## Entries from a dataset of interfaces
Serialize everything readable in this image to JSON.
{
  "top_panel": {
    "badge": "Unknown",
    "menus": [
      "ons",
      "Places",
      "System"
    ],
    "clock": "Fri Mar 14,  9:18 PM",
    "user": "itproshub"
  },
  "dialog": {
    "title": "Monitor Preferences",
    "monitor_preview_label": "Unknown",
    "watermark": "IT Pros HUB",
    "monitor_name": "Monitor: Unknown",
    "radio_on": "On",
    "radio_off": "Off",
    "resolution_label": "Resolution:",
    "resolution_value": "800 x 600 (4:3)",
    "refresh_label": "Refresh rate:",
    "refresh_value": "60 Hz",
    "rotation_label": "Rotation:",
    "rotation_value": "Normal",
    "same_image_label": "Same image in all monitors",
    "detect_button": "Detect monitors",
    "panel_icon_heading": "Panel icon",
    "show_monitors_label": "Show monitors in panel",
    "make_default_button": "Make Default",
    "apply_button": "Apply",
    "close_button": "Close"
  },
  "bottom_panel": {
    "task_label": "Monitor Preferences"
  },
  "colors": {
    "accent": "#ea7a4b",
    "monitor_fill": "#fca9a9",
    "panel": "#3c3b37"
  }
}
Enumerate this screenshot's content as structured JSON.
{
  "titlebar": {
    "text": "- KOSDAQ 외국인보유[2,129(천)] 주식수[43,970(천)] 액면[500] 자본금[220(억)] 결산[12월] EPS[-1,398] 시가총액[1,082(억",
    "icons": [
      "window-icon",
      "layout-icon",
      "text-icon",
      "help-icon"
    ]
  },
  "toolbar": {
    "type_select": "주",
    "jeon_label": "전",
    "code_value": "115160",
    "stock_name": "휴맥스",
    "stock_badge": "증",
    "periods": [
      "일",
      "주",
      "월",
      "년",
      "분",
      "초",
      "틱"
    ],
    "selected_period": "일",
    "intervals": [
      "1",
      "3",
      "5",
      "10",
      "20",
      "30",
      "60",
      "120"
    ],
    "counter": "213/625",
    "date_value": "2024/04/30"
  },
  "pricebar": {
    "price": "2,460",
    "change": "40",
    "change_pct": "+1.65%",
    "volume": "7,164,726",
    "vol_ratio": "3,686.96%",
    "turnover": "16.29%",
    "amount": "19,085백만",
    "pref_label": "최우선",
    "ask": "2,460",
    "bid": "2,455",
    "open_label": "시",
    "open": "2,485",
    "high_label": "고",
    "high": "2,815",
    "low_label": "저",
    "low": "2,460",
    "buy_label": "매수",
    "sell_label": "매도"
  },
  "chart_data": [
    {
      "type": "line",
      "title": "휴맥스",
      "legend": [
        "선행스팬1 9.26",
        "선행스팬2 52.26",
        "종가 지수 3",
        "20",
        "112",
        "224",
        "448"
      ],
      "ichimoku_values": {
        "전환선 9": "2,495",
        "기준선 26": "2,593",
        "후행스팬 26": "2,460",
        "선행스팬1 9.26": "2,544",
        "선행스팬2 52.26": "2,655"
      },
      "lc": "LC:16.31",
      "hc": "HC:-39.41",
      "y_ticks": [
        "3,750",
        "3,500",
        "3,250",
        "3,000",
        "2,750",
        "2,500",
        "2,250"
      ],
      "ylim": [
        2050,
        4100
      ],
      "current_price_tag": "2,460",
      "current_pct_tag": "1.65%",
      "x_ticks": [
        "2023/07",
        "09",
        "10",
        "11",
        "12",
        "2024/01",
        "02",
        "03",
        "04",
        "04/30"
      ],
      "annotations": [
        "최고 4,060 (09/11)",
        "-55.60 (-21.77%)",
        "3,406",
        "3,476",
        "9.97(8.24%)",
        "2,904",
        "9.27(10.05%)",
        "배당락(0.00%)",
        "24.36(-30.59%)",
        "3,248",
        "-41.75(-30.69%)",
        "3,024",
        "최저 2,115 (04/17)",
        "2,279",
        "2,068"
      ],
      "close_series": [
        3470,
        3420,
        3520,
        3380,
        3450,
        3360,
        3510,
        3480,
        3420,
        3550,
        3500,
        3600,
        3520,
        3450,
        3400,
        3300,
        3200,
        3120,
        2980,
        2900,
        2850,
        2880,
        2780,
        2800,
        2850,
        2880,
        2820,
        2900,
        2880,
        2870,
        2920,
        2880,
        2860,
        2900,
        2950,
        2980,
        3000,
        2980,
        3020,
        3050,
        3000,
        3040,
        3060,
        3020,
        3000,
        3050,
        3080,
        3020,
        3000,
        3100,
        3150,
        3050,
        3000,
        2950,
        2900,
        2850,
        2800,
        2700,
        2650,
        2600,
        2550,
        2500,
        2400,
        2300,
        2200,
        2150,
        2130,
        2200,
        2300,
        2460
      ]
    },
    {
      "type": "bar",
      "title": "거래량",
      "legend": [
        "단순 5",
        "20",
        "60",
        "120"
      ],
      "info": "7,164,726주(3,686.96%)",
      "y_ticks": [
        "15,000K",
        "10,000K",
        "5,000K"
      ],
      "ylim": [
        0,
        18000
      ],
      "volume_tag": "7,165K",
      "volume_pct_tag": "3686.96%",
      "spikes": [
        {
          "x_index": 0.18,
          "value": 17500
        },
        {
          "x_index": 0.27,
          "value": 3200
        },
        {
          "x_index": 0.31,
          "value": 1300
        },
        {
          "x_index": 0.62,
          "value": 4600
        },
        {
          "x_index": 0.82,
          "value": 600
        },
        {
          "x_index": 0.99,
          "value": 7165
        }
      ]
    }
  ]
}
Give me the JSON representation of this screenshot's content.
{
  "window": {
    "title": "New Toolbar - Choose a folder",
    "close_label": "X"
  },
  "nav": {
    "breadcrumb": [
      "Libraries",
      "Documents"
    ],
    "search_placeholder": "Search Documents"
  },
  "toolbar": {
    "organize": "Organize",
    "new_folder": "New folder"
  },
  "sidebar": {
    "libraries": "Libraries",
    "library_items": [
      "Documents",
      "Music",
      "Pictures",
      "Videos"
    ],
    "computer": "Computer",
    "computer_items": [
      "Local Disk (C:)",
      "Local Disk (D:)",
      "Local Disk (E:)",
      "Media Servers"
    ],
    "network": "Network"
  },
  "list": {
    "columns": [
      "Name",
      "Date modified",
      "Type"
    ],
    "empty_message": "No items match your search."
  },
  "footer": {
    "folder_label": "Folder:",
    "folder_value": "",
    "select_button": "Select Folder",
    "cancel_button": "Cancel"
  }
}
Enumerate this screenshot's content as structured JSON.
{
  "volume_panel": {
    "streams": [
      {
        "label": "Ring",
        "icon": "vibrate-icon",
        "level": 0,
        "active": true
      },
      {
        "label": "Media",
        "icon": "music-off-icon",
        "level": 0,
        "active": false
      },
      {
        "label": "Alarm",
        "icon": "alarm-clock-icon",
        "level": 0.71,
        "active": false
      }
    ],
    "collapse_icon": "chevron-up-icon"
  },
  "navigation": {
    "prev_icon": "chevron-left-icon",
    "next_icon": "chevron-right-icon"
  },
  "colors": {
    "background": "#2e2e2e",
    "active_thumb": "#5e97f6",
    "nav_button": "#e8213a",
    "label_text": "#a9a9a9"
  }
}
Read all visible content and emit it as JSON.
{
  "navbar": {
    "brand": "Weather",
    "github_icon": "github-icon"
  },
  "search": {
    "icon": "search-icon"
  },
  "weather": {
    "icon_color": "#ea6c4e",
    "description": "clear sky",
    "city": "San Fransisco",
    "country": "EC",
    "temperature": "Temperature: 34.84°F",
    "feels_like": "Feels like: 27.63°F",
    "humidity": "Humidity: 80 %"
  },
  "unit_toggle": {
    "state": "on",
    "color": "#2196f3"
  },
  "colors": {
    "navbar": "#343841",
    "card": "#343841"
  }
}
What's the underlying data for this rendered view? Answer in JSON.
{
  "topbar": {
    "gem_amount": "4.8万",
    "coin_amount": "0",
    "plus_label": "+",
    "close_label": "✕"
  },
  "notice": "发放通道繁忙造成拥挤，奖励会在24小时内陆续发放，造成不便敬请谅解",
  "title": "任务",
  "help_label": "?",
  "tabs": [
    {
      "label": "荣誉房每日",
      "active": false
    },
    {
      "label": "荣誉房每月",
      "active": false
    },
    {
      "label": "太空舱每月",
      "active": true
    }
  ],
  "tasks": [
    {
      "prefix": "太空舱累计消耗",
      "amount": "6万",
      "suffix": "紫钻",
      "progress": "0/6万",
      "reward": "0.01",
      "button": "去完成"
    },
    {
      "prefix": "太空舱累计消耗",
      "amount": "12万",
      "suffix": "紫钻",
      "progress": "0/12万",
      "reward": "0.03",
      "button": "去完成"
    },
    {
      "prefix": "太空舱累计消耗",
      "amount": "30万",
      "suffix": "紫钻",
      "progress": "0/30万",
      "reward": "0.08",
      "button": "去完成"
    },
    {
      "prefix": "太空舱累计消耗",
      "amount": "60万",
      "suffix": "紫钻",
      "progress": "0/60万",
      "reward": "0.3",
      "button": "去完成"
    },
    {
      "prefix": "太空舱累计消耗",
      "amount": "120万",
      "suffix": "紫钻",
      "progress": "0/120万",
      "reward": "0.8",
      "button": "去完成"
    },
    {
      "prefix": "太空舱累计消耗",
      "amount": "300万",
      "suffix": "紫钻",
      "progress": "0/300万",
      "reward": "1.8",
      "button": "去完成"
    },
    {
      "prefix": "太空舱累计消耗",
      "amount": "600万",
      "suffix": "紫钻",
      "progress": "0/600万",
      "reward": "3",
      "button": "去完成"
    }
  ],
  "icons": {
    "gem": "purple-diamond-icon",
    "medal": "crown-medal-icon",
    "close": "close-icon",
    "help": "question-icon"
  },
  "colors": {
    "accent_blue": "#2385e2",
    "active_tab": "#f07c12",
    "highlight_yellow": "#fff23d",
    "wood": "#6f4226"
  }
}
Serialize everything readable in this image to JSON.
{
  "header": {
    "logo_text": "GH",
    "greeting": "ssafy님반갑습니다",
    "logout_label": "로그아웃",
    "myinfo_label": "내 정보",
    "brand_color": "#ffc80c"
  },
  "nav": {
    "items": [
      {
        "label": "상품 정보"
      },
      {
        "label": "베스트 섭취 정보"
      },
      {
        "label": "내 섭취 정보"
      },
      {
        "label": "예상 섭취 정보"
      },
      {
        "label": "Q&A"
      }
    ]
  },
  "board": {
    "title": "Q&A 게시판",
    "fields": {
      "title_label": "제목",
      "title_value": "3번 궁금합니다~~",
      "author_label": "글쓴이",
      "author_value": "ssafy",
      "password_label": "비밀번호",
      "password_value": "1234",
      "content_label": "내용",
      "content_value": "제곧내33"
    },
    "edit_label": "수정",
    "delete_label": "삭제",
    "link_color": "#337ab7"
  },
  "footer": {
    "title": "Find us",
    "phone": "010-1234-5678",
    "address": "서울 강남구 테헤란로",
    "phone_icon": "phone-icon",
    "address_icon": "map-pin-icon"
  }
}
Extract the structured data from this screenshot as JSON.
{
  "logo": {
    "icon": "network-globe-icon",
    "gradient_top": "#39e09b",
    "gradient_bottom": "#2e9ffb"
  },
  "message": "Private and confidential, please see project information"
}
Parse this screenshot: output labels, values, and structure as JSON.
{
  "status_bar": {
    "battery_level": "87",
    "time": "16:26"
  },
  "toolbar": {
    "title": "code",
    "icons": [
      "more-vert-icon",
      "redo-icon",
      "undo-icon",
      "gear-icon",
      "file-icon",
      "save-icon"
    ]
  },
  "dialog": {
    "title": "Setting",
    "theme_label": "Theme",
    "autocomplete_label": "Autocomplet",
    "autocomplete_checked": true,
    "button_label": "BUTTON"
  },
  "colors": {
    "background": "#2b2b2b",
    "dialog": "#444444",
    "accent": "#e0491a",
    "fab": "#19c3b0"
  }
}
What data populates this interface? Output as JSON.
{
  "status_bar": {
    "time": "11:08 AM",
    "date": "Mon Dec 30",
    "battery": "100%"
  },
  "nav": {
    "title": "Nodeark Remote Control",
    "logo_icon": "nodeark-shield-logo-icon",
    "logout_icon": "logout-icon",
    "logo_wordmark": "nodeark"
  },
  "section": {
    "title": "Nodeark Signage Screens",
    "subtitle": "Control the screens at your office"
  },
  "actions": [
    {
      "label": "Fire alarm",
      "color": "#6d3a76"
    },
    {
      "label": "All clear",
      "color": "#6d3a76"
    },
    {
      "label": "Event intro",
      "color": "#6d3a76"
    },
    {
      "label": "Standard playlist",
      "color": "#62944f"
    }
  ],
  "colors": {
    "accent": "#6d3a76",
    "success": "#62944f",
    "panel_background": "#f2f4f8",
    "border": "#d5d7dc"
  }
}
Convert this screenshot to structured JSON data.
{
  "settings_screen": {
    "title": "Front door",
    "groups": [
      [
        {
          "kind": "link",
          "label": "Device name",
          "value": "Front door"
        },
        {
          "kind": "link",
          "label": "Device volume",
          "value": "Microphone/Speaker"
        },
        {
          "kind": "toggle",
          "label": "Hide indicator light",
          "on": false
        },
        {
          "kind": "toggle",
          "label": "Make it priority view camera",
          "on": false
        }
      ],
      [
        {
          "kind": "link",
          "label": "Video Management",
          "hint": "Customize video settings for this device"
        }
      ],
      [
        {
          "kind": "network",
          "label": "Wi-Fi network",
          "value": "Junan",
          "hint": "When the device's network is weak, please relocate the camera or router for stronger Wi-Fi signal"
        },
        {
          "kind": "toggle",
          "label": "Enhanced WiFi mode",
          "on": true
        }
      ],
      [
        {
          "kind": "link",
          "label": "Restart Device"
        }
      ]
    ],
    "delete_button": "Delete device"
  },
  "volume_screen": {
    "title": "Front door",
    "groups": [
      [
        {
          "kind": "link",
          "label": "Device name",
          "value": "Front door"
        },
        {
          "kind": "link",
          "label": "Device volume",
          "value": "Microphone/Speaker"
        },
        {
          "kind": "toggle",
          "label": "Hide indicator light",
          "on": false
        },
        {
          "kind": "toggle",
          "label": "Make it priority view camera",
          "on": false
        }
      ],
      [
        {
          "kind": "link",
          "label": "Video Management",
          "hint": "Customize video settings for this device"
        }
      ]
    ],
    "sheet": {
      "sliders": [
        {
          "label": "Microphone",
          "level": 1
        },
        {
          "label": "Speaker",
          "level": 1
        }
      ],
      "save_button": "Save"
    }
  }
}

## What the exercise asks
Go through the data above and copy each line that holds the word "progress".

## Exercise response
      "progress": "0/6万",
      "progress": "0/12万",
      "progress": "0/30万",
      "progress": "0/60万",
      "progress": "0/120万",
      "progress": "0/300万",
      "progress": "0/600万",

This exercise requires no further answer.